WHAT IS BEING ASKED: For each record that follows, restate the text exactly and drop the pictures.

RECORDS SHOWN:

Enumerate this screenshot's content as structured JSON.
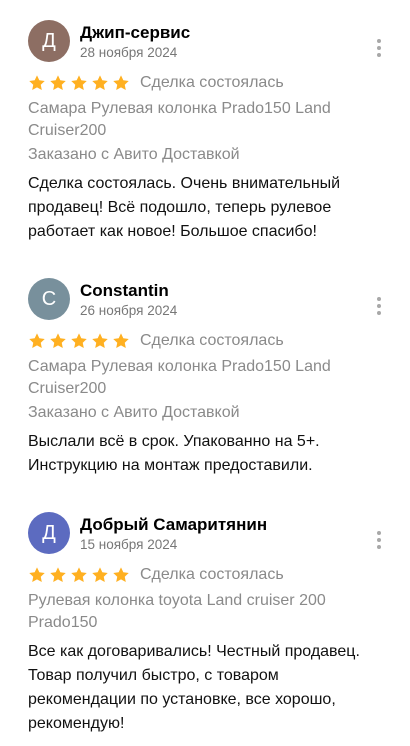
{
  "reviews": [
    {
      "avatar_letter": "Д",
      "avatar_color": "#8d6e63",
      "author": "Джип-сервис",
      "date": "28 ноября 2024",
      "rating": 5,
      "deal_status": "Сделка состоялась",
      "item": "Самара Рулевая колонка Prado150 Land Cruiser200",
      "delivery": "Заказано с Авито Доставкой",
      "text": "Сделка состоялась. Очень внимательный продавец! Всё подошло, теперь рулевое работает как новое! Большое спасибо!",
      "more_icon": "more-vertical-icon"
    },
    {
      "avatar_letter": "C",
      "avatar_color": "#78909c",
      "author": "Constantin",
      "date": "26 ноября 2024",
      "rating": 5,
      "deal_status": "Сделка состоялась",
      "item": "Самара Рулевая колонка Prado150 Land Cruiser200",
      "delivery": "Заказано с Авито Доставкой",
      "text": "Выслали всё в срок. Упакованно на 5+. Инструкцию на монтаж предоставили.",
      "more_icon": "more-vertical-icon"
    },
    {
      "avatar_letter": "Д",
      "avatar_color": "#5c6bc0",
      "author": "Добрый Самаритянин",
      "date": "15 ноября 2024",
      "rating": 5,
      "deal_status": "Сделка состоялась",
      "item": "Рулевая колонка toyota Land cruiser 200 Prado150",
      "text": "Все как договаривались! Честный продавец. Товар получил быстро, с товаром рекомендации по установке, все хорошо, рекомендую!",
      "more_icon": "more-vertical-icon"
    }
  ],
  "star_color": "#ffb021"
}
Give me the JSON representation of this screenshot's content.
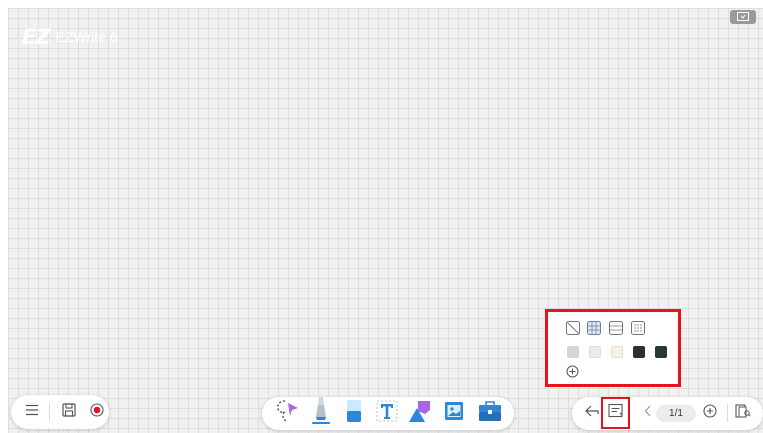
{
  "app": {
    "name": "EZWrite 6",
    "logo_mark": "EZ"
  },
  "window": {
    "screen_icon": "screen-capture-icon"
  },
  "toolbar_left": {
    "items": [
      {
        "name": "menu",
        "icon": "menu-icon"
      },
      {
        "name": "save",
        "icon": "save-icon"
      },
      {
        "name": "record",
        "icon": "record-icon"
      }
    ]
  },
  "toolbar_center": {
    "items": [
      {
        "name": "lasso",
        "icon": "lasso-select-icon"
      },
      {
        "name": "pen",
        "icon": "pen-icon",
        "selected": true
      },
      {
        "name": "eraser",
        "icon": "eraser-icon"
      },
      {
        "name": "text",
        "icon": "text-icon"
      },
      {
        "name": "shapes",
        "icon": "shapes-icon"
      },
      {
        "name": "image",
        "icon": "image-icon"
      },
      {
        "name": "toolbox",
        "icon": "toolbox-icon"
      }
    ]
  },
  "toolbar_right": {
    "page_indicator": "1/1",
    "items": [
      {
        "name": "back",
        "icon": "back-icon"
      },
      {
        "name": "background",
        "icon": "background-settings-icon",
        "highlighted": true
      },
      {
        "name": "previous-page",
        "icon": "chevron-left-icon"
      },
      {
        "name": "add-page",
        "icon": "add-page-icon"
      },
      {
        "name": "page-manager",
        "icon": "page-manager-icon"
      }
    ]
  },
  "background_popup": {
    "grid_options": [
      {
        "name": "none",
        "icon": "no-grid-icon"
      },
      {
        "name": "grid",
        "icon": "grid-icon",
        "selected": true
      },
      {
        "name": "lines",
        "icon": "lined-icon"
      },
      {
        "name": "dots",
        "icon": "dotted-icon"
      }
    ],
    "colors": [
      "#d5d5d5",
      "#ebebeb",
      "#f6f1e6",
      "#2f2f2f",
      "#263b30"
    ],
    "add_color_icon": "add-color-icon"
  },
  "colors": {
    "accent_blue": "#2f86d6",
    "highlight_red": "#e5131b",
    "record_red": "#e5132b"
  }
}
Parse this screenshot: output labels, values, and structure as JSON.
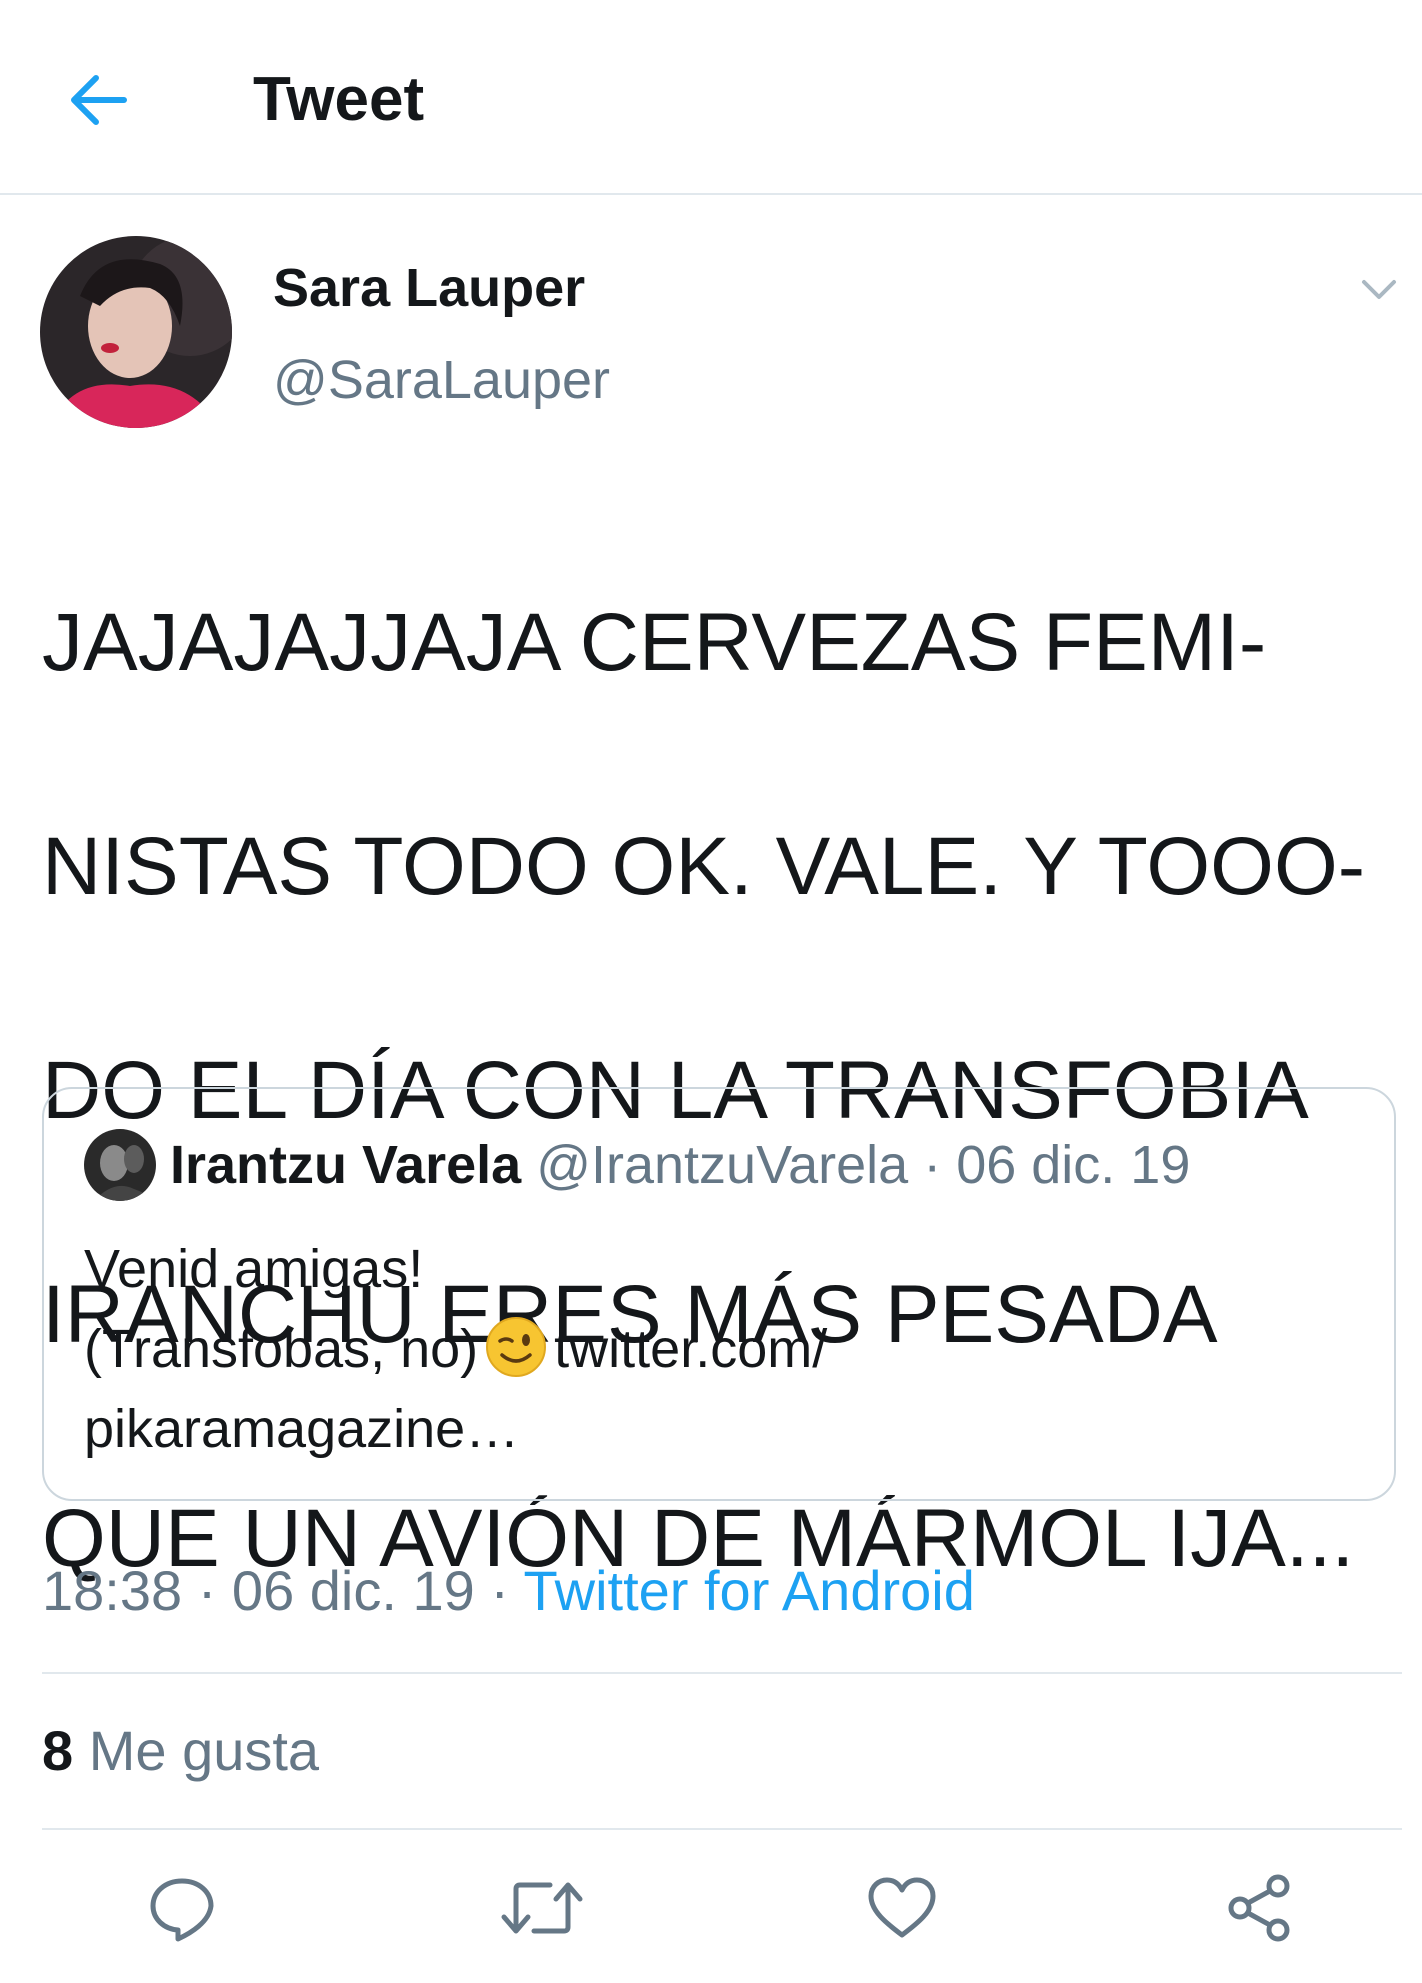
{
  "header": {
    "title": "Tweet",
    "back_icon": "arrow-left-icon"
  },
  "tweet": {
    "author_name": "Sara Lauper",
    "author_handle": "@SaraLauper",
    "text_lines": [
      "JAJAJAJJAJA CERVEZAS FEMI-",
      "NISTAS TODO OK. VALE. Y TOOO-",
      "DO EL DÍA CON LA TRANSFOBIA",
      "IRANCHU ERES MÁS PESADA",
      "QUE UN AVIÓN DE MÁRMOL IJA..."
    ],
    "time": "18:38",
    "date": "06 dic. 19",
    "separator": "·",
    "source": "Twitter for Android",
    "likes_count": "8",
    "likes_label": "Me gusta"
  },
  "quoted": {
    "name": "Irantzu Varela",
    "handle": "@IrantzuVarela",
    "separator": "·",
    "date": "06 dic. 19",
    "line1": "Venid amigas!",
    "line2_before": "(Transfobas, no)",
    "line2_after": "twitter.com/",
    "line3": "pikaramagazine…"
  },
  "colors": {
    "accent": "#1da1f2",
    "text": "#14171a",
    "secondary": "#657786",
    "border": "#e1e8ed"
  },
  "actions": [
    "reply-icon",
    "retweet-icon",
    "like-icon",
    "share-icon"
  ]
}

SOLVED PROBLEM:
Enumerate this screenshot's content as structured JSON.
{
  "reviews": [
    {
      "avatar_letter": "Д",
      "avatar_color": "#8d6e63",
      "author": "Джип-сервис",
      "date": "28 ноября 2024",
      "rating": 5,
      "deal_status": "Сделка состоялась",
      "item": "Самара Рулевая колонка Prado150 Land Cruiser200",
      "delivery": "Заказано с Авито Доставкой",
      "text": "Сделка состоялась. Очень внимательный продавец! Всё подошло, теперь рулевое работает как новое! Большое спасибо!",
      "more_icon": "more-vertical-icon"
    },
    {
      "avatar_letter": "C",
      "avatar_color": "#78909c",
      "author": "Constantin",
      "date": "26 ноября 2024",
      "rating": 5,
      "deal_status": "Сделка состоялась",
      "item": "Самара Рулевая колонка Prado150 Land Cruiser200",
      "delivery": "Заказано с Авито Доставкой",
      "text": "Выслали всё в срок. Упакованно на 5+. Инструкцию на монтаж предоставили.",
      "more_icon": "more-vertical-icon"
    },
    {
      "avatar_letter": "Д",
      "avatar_color": "#5c6bc0",
      "author": "Добрый Самаритянин",
      "date": "15 ноября 2024",
      "rating": 5,
      "deal_status": "Сделка состоялась",
      "item": "Рулевая колонка toyota Land cruiser 200 Prado150",
      "text": "Все как договаривались! Честный продавец. Товар получил быстро, с товаром рекомендации по установке, все хорошо, рекомендую!",
      "more_icon": "more-vertical-icon"
    }
  ],
  "star_color": "#ffb021"
}
Give me the JSON representation of this screenshot's content.
{
  "app": {
    "name": "EZWrite 6",
    "logo_mark": "EZ"
  },
  "window": {
    "screen_icon": "screen-capture-icon"
  },
  "toolbar_left": {
    "items": [
      {
        "name": "menu",
        "icon": "menu-icon"
      },
      {
        "name": "save",
        "icon": "save-icon"
      },
      {
        "name": "record",
        "icon": "record-icon"
      }
    ]
  },
  "toolbar_center": {
    "items": [
      {
        "name": "lasso",
        "icon": "lasso-select-icon"
      },
      {
        "name": "pen",
        "icon": "pen-icon",
        "selected": true
      },
      {
        "name": "eraser",
        "icon": "eraser-icon"
      },
      {
        "name": "text",
        "icon": "text-icon"
      },
      {
        "name": "shapes",
        "icon": "shapes-icon"
      },
      {
        "name": "image",
        "icon": "image-icon"
      },
      {
        "name": "toolbox",
        "icon": "toolbox-icon"
      }
    ]
  },
  "toolbar_right": {
    "page_indicator": "1/1",
    "items": [
      {
        "name": "back",
        "icon": "back-icon"
      },
      {
        "name": "background",
        "icon": "background-settings-icon",
        "highlighted": true
      },
      {
        "name": "previous-page",
        "icon": "chevron-left-icon"
      },
      {
        "name": "add-page",
        "icon": "add-page-icon"
      },
      {
        "name": "page-manager",
        "icon": "page-manager-icon"
      }
    ]
  },
  "background_popup": {
    "grid_options": [
      {
        "name": "none",
        "icon": "no-grid-icon"
      },
      {
        "name": "grid",
        "icon": "grid-icon",
        "selected": true
      },
      {
        "name": "lines",
        "icon": "lined-icon"
      },
      {
        "name": "dots",
        "icon": "dotted-icon"
      }
    ],
    "colors": [
      "#d5d5d5",
      "#ebebeb",
      "#f6f1e6",
      "#2f2f2f",
      "#263b30"
    ],
    "add_color_icon": "add-color-icon"
  },
  "colors": {
    "accent_blue": "#2f86d6",
    "highlight_red": "#e5131b",
    "record_red": "#e5132b"
  }
}
Parse this screenshot: output labels, values, and structure as JSON.
{
  "header": {
    "title": "Tweet",
    "back_icon": "arrow-left-icon"
  },
  "tweet": {
    "author_name": "Sara Lauper",
    "author_handle": "@SaraLauper",
    "text_lines": [
      "JAJAJAJJAJA CERVEZAS FEMI-",
      "NISTAS TODO OK. VALE. Y TOOO-",
      "DO EL DÍA CON LA TRANSFOBIA",
      "IRANCHU ERES MÁS PESADA",
      "QUE UN AVIÓN DE MÁRMOL IJA..."
    ],
    "time": "18:38",
    "date": "06 dic. 19",
    "separator": "·",
    "source": "Twitter for Android",
    "likes_count": "8",
    "likes_label": "Me gusta"
  },
  "quoted": {
    "name": "Irantzu Varela",
    "handle": "@IrantzuVarela",
    "separator": "·",
    "date": "06 dic. 19",
    "line1": "Venid amigas!",
    "line2_before": "(Transfobas, no)",
    "line2_after": "twitter.com/",
    "line3": "pikaramagazine…"
  },
  "colors": {
    "accent": "#1da1f2",
    "text": "#14171a",
    "secondary": "#657786",
    "border": "#e1e8ed"
  },
  "actions": [
    "reply-icon",
    "retweet-icon",
    "like-icon",
    "share-icon"
  ]
}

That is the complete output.